There is some evidence about alternative places before people are placed on a section 136, such as crisis houses. The crisis concordat is very good at flagging up areas of good practice. There was an initiative in Leeds that has been very successful. There was one using the Richmond Fellowship in Sussex, and that has been reported on. As I understand it—this may not be correct—the numbers were so small that they have expanded the resource to be a safe place to be in crisis. There is also the use of peer support. In London, users of service have provided safe places—they call them cafés—where people can go and be in a safe place with people to talk to.
I started by saying that you should not see 136 in isolation. I think you will get into trouble trying to fix one small part of the system; you will have knock-on effects and unintended consequences. You have to see it in the round of crisis responses.
It is now 27 minutes past four. We have got three minutes left and two Members who want to ask questions. I do not think it is possible to get answers to two questions in the time available.
Q Maria Caulfield (Lewes):
I am the MP for Lewes in Sussex, and we used to have one of the highest rates of patients with mental health problems being in police cells, but that is turning around. I want to highlight that it can work. Katy Bourne, the police and crime commissioner, has now allocated for mental health nurses to go out with the police. Is that something that you would like to see rolled out nationwide? It has certainly transformed care for patients in mental health crisis in Sussex.
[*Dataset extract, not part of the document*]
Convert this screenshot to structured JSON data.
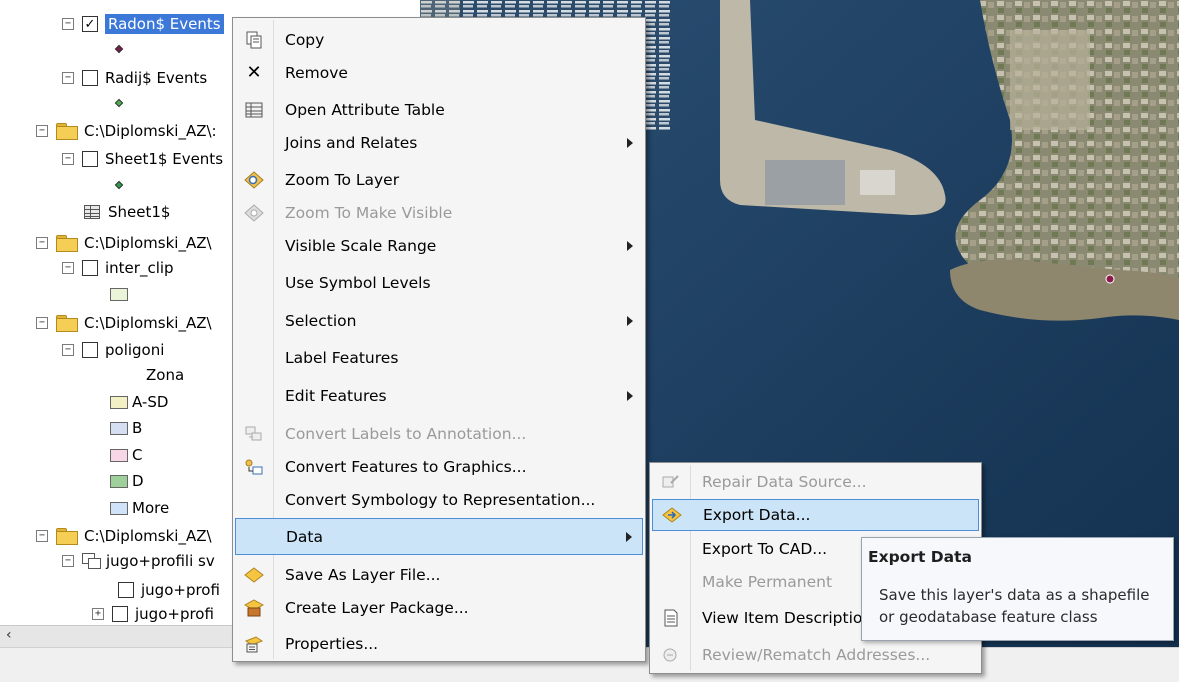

Dr Chalmers: Certainly in my experience working in Oxfordshire—the city of Oxford was one of the nine pilot projects—we saw remarkable changes. There was a substantial reduction of, I think, 85% in the use of police cells as places of safety. Alongside that, there was a willingness among the commissioners and, in particular, the providers to increase the number of hospital-based places of safety. I would not be too prescriptive with the models, because there are a range of models. There is the nurse who goes out or there is someone in the control room. I think in the West Midlands they have all-singing, all-dancing ambulance, police and mental health all going together. If you give guiding principles, areas can perhaps decide what is best for them. I would hope that that would be driven by what is best for patients, rather than what is best for the budget.
Thank you very much. On behalf of the Committee, I thank both of you for bringing your great wealth of professional and personal experience to our attention. It is very helpful. If there are no further questions, which there are not, can we move on to the next witnesses? Thank you.